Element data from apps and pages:
# # # #
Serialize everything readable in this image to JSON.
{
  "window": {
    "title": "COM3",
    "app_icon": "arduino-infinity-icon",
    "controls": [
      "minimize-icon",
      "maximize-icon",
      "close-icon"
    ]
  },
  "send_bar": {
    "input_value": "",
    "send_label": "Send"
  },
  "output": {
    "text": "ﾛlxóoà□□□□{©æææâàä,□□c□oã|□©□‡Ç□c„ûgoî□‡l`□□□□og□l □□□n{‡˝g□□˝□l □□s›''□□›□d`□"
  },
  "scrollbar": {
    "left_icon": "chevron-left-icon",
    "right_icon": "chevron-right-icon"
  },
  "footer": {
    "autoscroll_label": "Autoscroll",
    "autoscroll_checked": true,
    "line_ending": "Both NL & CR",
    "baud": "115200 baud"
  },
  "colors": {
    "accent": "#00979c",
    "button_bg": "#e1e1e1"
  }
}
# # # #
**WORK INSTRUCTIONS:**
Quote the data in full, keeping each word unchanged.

**ANSWER FOR THE TASK:**
Serialize everything readable in this image to JSON.
{
  "window": {
    "title": "COM3",
    "app_icon": "arduino-infinity-icon",
    "controls": [
      "minimize-icon",
      "maximize-icon",
      "close-icon"
    ]
  },
  "send_bar": {
    "input_value": "",
    "send_label": "Send"
  },
  "output": {
    "text": "ﾛlxóoà□□□□{©æææâàä,□□c□oã|□©□‡Ç□c„ûgoî□‡l`□□□□og□l □□□n{‡˝g□□˝□l □□s›''□□›□d`□"
  },
  "scrollbar": {
    "left_icon": "chevron-left-icon",
    "right_icon": "chevron-right-icon"
  },
  "footer": {
    "autoscroll_label": "Autoscroll",
    "autoscroll_checked": true,
    "line_ending": "Both NL & CR",
    "baud": "115200 baud"
  },
  "colors": {
    "accent": "#00979c",
    "button_bg": "#e1e1e1"
  }
}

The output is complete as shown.